» Task prompt
Each line from the one with "Serialize everything readable" through the final line of the entries below must be printed exactly, and the pictures must not be.

Exercise materials: Begin

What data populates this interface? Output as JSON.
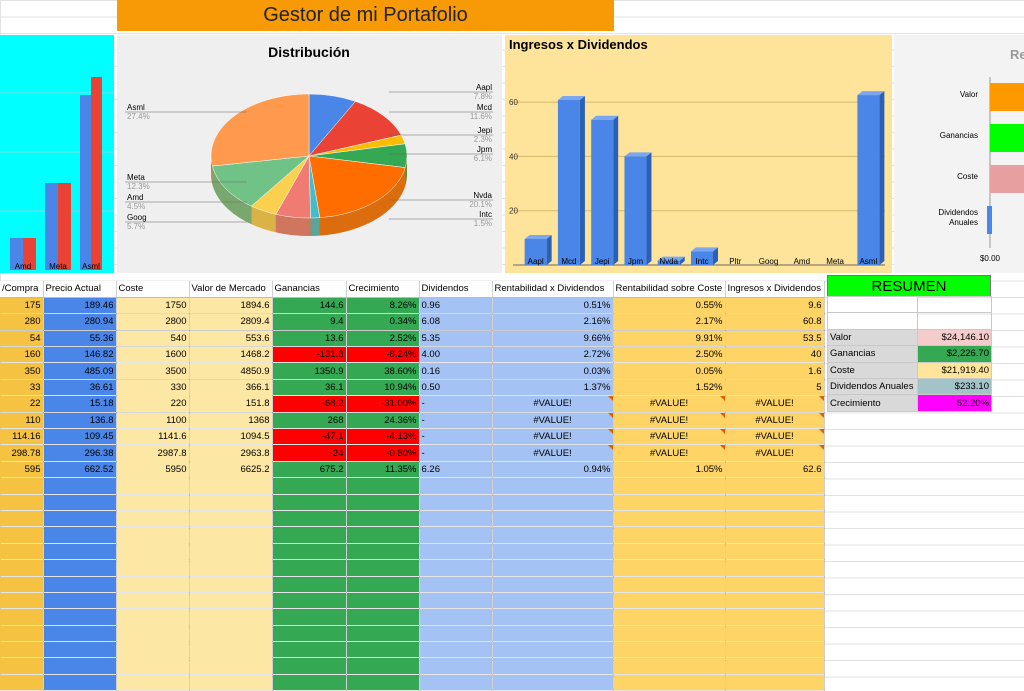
{
  "sheet_title": "Gestor de mi Portafolio",
  "colors": {
    "orange": "#f79a05",
    "cyan": "#00ffff",
    "yellow_panel": "#fde49a",
    "green": "#34a853",
    "blue": "#4a86e8",
    "red": "#ff0000",
    "resumen_green": "#00ff00",
    "magenta": "#ff00ff"
  },
  "left_chart": {
    "labels": [
      "Amd",
      "Meta",
      "Asml"
    ]
  },
  "distribution_chart": {
    "title": "Distribución",
    "slices": [
      {
        "name": "Aapl",
        "pct": "7.8%",
        "value": 7.8,
        "color": "#4a86e8"
      },
      {
        "name": "Mcd",
        "pct": "11.6%",
        "value": 11.6,
        "color": "#ea4335"
      },
      {
        "name": "Jepi",
        "pct": "2.3%",
        "value": 2.3,
        "color": "#fbbc04"
      },
      {
        "name": "Jpm",
        "pct": "6.1%",
        "value": 6.1,
        "color": "#34a853"
      },
      {
        "name": "Nvda",
        "pct": "20.1%",
        "value": 20.1,
        "color": "#ff6d01"
      },
      {
        "name": "Intc",
        "pct": "1.5%",
        "value": 1.5,
        "color": "#46bdc6"
      },
      {
        "name": "Goog",
        "pct": "5.7%",
        "value": 5.7,
        "color": "#f07b72"
      },
      {
        "name": "Amd",
        "pct": "4.5%",
        "value": 4.5,
        "color": "#fcd04f"
      },
      {
        "name": "Meta",
        "pct": "12.3%",
        "value": 12.3,
        "color": "#71c287"
      },
      {
        "name": "Asml",
        "pct": "27.4%",
        "value": 27.4,
        "color": "#ff994d"
      }
    ]
  },
  "chart_data": [
    {
      "type": "bar",
      "title": "Ingresos x Dividendos",
      "categories": [
        "Aapl",
        "Mcd",
        "Jepi",
        "Jpm",
        "Nvda",
        "Intc",
        "Pltr",
        "Goog",
        "Amd",
        "Meta",
        "Asml"
      ],
      "values": [
        9.6,
        60.8,
        53.5,
        40,
        1.6,
        5,
        0,
        0,
        0,
        0,
        62.6
      ],
      "ylim": [
        0,
        70
      ],
      "yticks": [
        "20",
        "40",
        "60"
      ]
    },
    {
      "type": "bar",
      "title": "Re",
      "categories": [
        "Valor",
        "Ganancias",
        "Coste",
        "Dividendos Anuales"
      ],
      "axis_label": "$0.00"
    }
  ],
  "headers": [
    "/Compra",
    "Precio Actual",
    "Coste",
    "Valor de Mercado",
    "Ganancias",
    "Crecimiento",
    "Dividendos",
    "Rentabilidad x Dividendos",
    "Rentabilidad sobre Coste",
    "Ingresos x Dividendos"
  ],
  "rows": [
    [
      "175",
      "189.46",
      "1750",
      "1894.6",
      "144.6",
      "8.26%",
      "0.96",
      "0.51%",
      "0.55%",
      "9.6"
    ],
    [
      "280",
      "280.94",
      "2800",
      "2809.4",
      "9.4",
      "0.34%",
      "6.08",
      "2.16%",
      "2.17%",
      "60.8"
    ],
    [
      "54",
      "55.36",
      "540",
      "553.6",
      "13.6",
      "2.52%",
      "5.35",
      "9.66%",
      "9.91%",
      "53.5"
    ],
    [
      "160",
      "146.82",
      "1600",
      "1468.2",
      "-131.8",
      "-8.24%",
      "4.00",
      "2.72%",
      "2.50%",
      "40"
    ],
    [
      "350",
      "485.09",
      "3500",
      "4850.9",
      "1350.9",
      "38.60%",
      "0.16",
      "0.03%",
      "0.05%",
      "1.6"
    ],
    [
      "33",
      "36.61",
      "330",
      "366.1",
      "36.1",
      "10.94%",
      "0.50",
      "1.37%",
      "1.52%",
      "5"
    ],
    [
      "22",
      "15.18",
      "220",
      "151.8",
      "-68.2",
      "-31.00%",
      "-",
      "#VALUE!",
      "#VALUE!",
      "#VALUE!"
    ],
    [
      "110",
      "136.8",
      "1100",
      "1368",
      "268",
      "24.36%",
      "-",
      "#VALUE!",
      "#VALUE!",
      "#VALUE!"
    ],
    [
      "114.16",
      "109.45",
      "1141.6",
      "1094.5",
      "-47.1",
      "-4.13%",
      "-",
      "#VALUE!",
      "#VALUE!",
      "#VALUE!"
    ],
    [
      "298.78",
      "296.38",
      "2987.8",
      "2963.8",
      "-24",
      "-0.80%",
      "-",
      "#VALUE!",
      "#VALUE!",
      "#VALUE!"
    ],
    [
      "595",
      "662.52",
      "5950",
      "6625.2",
      "675.2",
      "11.35%",
      "6.26",
      "0.94%",
      "1.05%",
      "62.6"
    ]
  ],
  "resumen": {
    "title": "RESUMEN",
    "items": [
      {
        "label": "Valor",
        "value": "$24,146.10",
        "bg": "#f4cccc"
      },
      {
        "label": "Ganancias",
        "value": "$2,226.70",
        "bg": "#34a853"
      },
      {
        "label": "Coste",
        "value": "$21,919.40",
        "bg": "#ffe599"
      },
      {
        "label": "Dividendos Anuales",
        "value": "$233.10",
        "bg": "#a2c4c9"
      },
      {
        "label": "Crecimiento",
        "value": "52.20%",
        "bg": "#ff00ff"
      }
    ]
  }
}
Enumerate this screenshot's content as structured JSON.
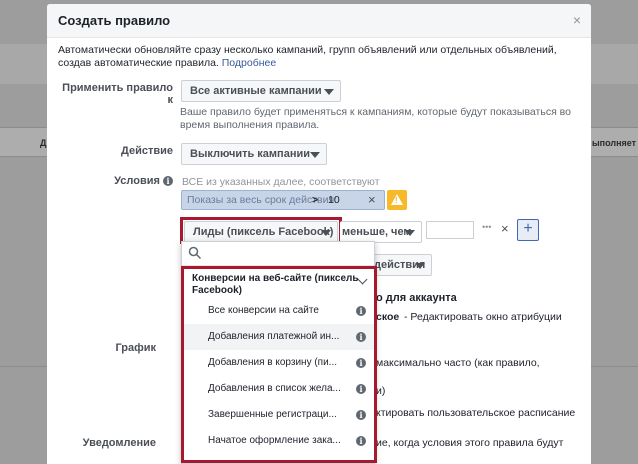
{
  "backdrop": {
    "col_left": "Д",
    "col_right": "ыполняет"
  },
  "modal": {
    "title": "Создать правило",
    "close": "×",
    "description": "Автоматически обновляйте сразу несколько кампаний, групп объявлений или отдельных объявлений, создав автоматические правила.",
    "description_link": "Подробнее"
  },
  "apply_to": {
    "label": "Применить правило к",
    "value": "Все активные кампании",
    "hint": "Ваше правило будет применяться к кампаниям, которые будут показываться во время выполнения правила."
  },
  "action": {
    "label": "Действие",
    "value": "Выключить кампании"
  },
  "conditions": {
    "label": "Условия",
    "all_hint": "ВСЕ из указанных далее, соответствуют",
    "chip": {
      "metric": "Показы за весь срок действия:",
      "operator": ">",
      "value": "10"
    },
    "metric_dropdown": "Лиды (пиксель Facebook)",
    "operator_dropdown": "меньше, чем",
    "more": "•••",
    "remove": "×",
    "add": "+",
    "partial_action": "действия"
  },
  "attribution": {
    "partial_title": "о для аккаунта",
    "partial_bold": "ское",
    "link_text": "- Редактировать окно атрибуции"
  },
  "schedule": {
    "label": "График",
    "text": "максимально часто (как правило,",
    "text2": "и)",
    "link": "ктировать пользовательское расписание"
  },
  "notification": {
    "label": "Уведомление",
    "text": "ие, когда условия этого правила будут"
  },
  "popup": {
    "category": "Конверсии на веб-сайте (пиксель Facebook)",
    "options": [
      "Все конверсии на сайте",
      "Добавления платежной ин...",
      "Добавления в корзину (пи...",
      "Добавления в список жела...",
      "Завершенные регистраци...",
      "Начатое оформление зака..."
    ]
  },
  "colors": {
    "highlight_border": "#a6192e",
    "link": "#365899",
    "warning": "#f7b928",
    "chip_bg": "#c8d5e8"
  }
}
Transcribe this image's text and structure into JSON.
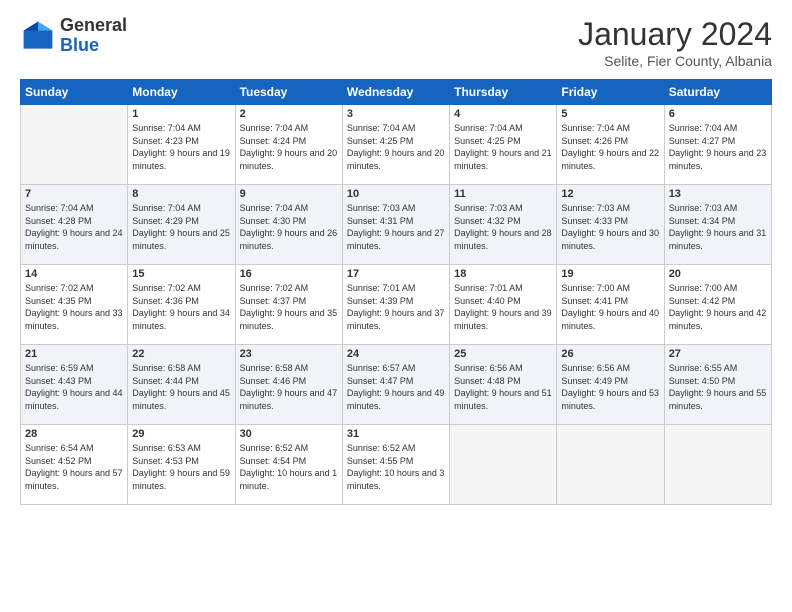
{
  "header": {
    "logo_general": "General",
    "logo_blue": "Blue",
    "month_title": "January 2024",
    "subtitle": "Selite, Fier County, Albania"
  },
  "days_of_week": [
    "Sunday",
    "Monday",
    "Tuesday",
    "Wednesday",
    "Thursday",
    "Friday",
    "Saturday"
  ],
  "weeks": [
    [
      {
        "day": "",
        "sunrise": "",
        "sunset": "",
        "daylight": ""
      },
      {
        "day": "1",
        "sunrise": "Sunrise: 7:04 AM",
        "sunset": "Sunset: 4:23 PM",
        "daylight": "Daylight: 9 hours and 19 minutes."
      },
      {
        "day": "2",
        "sunrise": "Sunrise: 7:04 AM",
        "sunset": "Sunset: 4:24 PM",
        "daylight": "Daylight: 9 hours and 20 minutes."
      },
      {
        "day": "3",
        "sunrise": "Sunrise: 7:04 AM",
        "sunset": "Sunset: 4:25 PM",
        "daylight": "Daylight: 9 hours and 20 minutes."
      },
      {
        "day": "4",
        "sunrise": "Sunrise: 7:04 AM",
        "sunset": "Sunset: 4:25 PM",
        "daylight": "Daylight: 9 hours and 21 minutes."
      },
      {
        "day": "5",
        "sunrise": "Sunrise: 7:04 AM",
        "sunset": "Sunset: 4:26 PM",
        "daylight": "Daylight: 9 hours and 22 minutes."
      },
      {
        "day": "6",
        "sunrise": "Sunrise: 7:04 AM",
        "sunset": "Sunset: 4:27 PM",
        "daylight": "Daylight: 9 hours and 23 minutes."
      }
    ],
    [
      {
        "day": "7",
        "sunrise": "Sunrise: 7:04 AM",
        "sunset": "Sunset: 4:28 PM",
        "daylight": "Daylight: 9 hours and 24 minutes."
      },
      {
        "day": "8",
        "sunrise": "Sunrise: 7:04 AM",
        "sunset": "Sunset: 4:29 PM",
        "daylight": "Daylight: 9 hours and 25 minutes."
      },
      {
        "day": "9",
        "sunrise": "Sunrise: 7:04 AM",
        "sunset": "Sunset: 4:30 PM",
        "daylight": "Daylight: 9 hours and 26 minutes."
      },
      {
        "day": "10",
        "sunrise": "Sunrise: 7:03 AM",
        "sunset": "Sunset: 4:31 PM",
        "daylight": "Daylight: 9 hours and 27 minutes."
      },
      {
        "day": "11",
        "sunrise": "Sunrise: 7:03 AM",
        "sunset": "Sunset: 4:32 PM",
        "daylight": "Daylight: 9 hours and 28 minutes."
      },
      {
        "day": "12",
        "sunrise": "Sunrise: 7:03 AM",
        "sunset": "Sunset: 4:33 PM",
        "daylight": "Daylight: 9 hours and 30 minutes."
      },
      {
        "day": "13",
        "sunrise": "Sunrise: 7:03 AM",
        "sunset": "Sunset: 4:34 PM",
        "daylight": "Daylight: 9 hours and 31 minutes."
      }
    ],
    [
      {
        "day": "14",
        "sunrise": "Sunrise: 7:02 AM",
        "sunset": "Sunset: 4:35 PM",
        "daylight": "Daylight: 9 hours and 33 minutes."
      },
      {
        "day": "15",
        "sunrise": "Sunrise: 7:02 AM",
        "sunset": "Sunset: 4:36 PM",
        "daylight": "Daylight: 9 hours and 34 minutes."
      },
      {
        "day": "16",
        "sunrise": "Sunrise: 7:02 AM",
        "sunset": "Sunset: 4:37 PM",
        "daylight": "Daylight: 9 hours and 35 minutes."
      },
      {
        "day": "17",
        "sunrise": "Sunrise: 7:01 AM",
        "sunset": "Sunset: 4:39 PM",
        "daylight": "Daylight: 9 hours and 37 minutes."
      },
      {
        "day": "18",
        "sunrise": "Sunrise: 7:01 AM",
        "sunset": "Sunset: 4:40 PM",
        "daylight": "Daylight: 9 hours and 39 minutes."
      },
      {
        "day": "19",
        "sunrise": "Sunrise: 7:00 AM",
        "sunset": "Sunset: 4:41 PM",
        "daylight": "Daylight: 9 hours and 40 minutes."
      },
      {
        "day": "20",
        "sunrise": "Sunrise: 7:00 AM",
        "sunset": "Sunset: 4:42 PM",
        "daylight": "Daylight: 9 hours and 42 minutes."
      }
    ],
    [
      {
        "day": "21",
        "sunrise": "Sunrise: 6:59 AM",
        "sunset": "Sunset: 4:43 PM",
        "daylight": "Daylight: 9 hours and 44 minutes."
      },
      {
        "day": "22",
        "sunrise": "Sunrise: 6:58 AM",
        "sunset": "Sunset: 4:44 PM",
        "daylight": "Daylight: 9 hours and 45 minutes."
      },
      {
        "day": "23",
        "sunrise": "Sunrise: 6:58 AM",
        "sunset": "Sunset: 4:46 PM",
        "daylight": "Daylight: 9 hours and 47 minutes."
      },
      {
        "day": "24",
        "sunrise": "Sunrise: 6:57 AM",
        "sunset": "Sunset: 4:47 PM",
        "daylight": "Daylight: 9 hours and 49 minutes."
      },
      {
        "day": "25",
        "sunrise": "Sunrise: 6:56 AM",
        "sunset": "Sunset: 4:48 PM",
        "daylight": "Daylight: 9 hours and 51 minutes."
      },
      {
        "day": "26",
        "sunrise": "Sunrise: 6:56 AM",
        "sunset": "Sunset: 4:49 PM",
        "daylight": "Daylight: 9 hours and 53 minutes."
      },
      {
        "day": "27",
        "sunrise": "Sunrise: 6:55 AM",
        "sunset": "Sunset: 4:50 PM",
        "daylight": "Daylight: 9 hours and 55 minutes."
      }
    ],
    [
      {
        "day": "28",
        "sunrise": "Sunrise: 6:54 AM",
        "sunset": "Sunset: 4:52 PM",
        "daylight": "Daylight: 9 hours and 57 minutes."
      },
      {
        "day": "29",
        "sunrise": "Sunrise: 6:53 AM",
        "sunset": "Sunset: 4:53 PM",
        "daylight": "Daylight: 9 hours and 59 minutes."
      },
      {
        "day": "30",
        "sunrise": "Sunrise: 6:52 AM",
        "sunset": "Sunset: 4:54 PM",
        "daylight": "Daylight: 10 hours and 1 minute."
      },
      {
        "day": "31",
        "sunrise": "Sunrise: 6:52 AM",
        "sunset": "Sunset: 4:55 PM",
        "daylight": "Daylight: 10 hours and 3 minutes."
      },
      {
        "day": "",
        "sunrise": "",
        "sunset": "",
        "daylight": ""
      },
      {
        "day": "",
        "sunrise": "",
        "sunset": "",
        "daylight": ""
      },
      {
        "day": "",
        "sunrise": "",
        "sunset": "",
        "daylight": ""
      }
    ]
  ]
}
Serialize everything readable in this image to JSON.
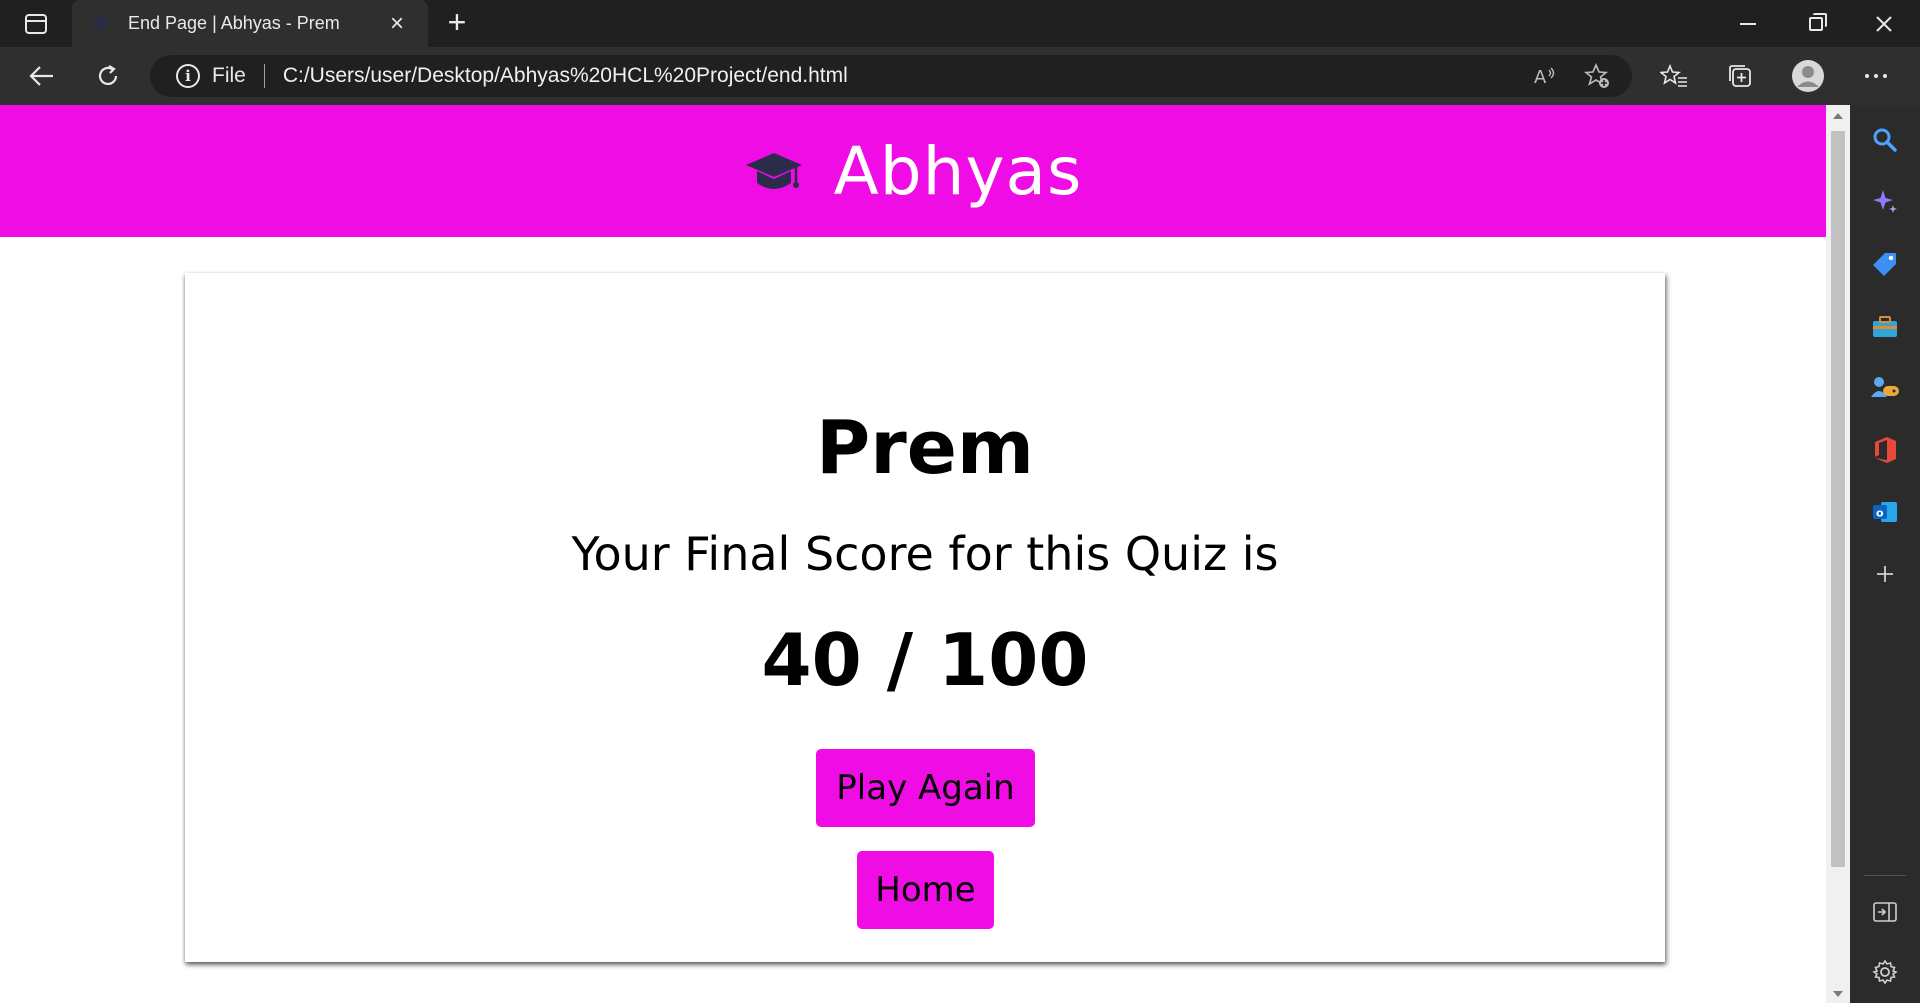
{
  "browser": {
    "tab": {
      "title": "End Page | Abhyas - Prem",
      "close_glyph": "×"
    },
    "new_tab_glyph": "+",
    "address": {
      "scheme_label": "File",
      "url": "C:/Users/user/Desktop/Abhyas%20HCL%20Project/end.html",
      "info_glyph": "i"
    },
    "toolbar_icons": [
      "back-icon",
      "refresh-icon",
      "read-aloud-icon",
      "add-favorite-icon",
      "favorites-icon",
      "collections-icon",
      "profile-icon",
      "more-icon"
    ],
    "sidebar_icons": [
      "search-icon",
      "copilot-icon",
      "shopping-icon",
      "tools-icon",
      "games-icon",
      "office-icon",
      "outlook-icon",
      "add-icon",
      "hide-sidebar-icon",
      "settings-icon"
    ]
  },
  "site": {
    "brand": "Abhyas",
    "brand_color": "#f00ce4",
    "icon": "graduation-cap-icon"
  },
  "result": {
    "player_name": "Prem",
    "message": "Your Final Score for this Quiz is",
    "score": "40 / 100",
    "play_again_label": "Play Again",
    "home_label": "Home"
  }
}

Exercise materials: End

» Answer for the task
Serialize everything readable in this image to JSON.
{
  "browser": {
    "tab": {
      "title": "End Page | Abhyas - Prem",
      "close_glyph": "×"
    },
    "new_tab_glyph": "+",
    "address": {
      "scheme_label": "File",
      "url": "C:/Users/user/Desktop/Abhyas%20HCL%20Project/end.html",
      "info_glyph": "i"
    },
    "toolbar_icons": [
      "back-icon",
      "refresh-icon",
      "read-aloud-icon",
      "add-favorite-icon",
      "favorites-icon",
      "collections-icon",
      "profile-icon",
      "more-icon"
    ],
    "sidebar_icons": [
      "search-icon",
      "copilot-icon",
      "shopping-icon",
      "tools-icon",
      "games-icon",
      "office-icon",
      "outlook-icon",
      "add-icon",
      "hide-sidebar-icon",
      "settings-icon"
    ]
  },
  "site": {
    "brand": "Abhyas",
    "brand_color": "#f00ce4",
    "icon": "graduation-cap-icon"
  },
  "result": {
    "player_name": "Prem",
    "message": "Your Final Score for this Quiz is",
    "score": "40 / 100",
    "play_again_label": "Play Again",
    "home_label": "Home"
  }
}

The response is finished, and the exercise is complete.